For each line of the data below that includes the string "name", count one, and answer with the sum only.

App and web page records:
╔══

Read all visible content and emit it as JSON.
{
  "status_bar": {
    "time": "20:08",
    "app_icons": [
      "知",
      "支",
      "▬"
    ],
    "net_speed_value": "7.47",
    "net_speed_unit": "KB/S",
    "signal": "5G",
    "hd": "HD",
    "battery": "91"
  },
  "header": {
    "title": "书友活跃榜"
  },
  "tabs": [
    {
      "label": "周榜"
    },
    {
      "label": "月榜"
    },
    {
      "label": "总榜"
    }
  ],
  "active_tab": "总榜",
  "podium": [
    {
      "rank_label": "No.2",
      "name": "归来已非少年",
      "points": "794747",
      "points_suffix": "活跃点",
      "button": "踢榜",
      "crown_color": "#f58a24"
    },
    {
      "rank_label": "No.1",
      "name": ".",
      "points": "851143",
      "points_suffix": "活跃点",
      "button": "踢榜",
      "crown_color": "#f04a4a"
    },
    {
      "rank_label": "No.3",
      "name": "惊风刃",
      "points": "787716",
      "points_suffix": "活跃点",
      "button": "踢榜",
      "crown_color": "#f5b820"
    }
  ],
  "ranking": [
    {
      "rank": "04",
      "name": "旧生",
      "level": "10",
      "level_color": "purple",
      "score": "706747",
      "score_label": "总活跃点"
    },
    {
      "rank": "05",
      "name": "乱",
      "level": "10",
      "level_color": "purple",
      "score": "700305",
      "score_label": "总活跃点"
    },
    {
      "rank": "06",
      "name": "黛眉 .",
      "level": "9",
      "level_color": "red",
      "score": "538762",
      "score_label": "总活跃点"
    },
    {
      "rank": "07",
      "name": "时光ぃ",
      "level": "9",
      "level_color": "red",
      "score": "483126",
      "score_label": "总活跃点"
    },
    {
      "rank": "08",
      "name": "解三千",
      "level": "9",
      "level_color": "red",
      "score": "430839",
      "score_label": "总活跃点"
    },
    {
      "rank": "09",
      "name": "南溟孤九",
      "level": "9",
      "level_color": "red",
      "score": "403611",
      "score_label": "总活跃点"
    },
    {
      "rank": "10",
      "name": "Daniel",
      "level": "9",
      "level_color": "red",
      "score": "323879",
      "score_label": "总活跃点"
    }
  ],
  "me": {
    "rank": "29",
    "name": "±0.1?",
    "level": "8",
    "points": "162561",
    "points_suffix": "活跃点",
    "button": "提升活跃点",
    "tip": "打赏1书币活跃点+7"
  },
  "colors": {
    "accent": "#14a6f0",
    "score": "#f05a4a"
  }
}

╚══

— OUTPUT FOR THIS TASK —
11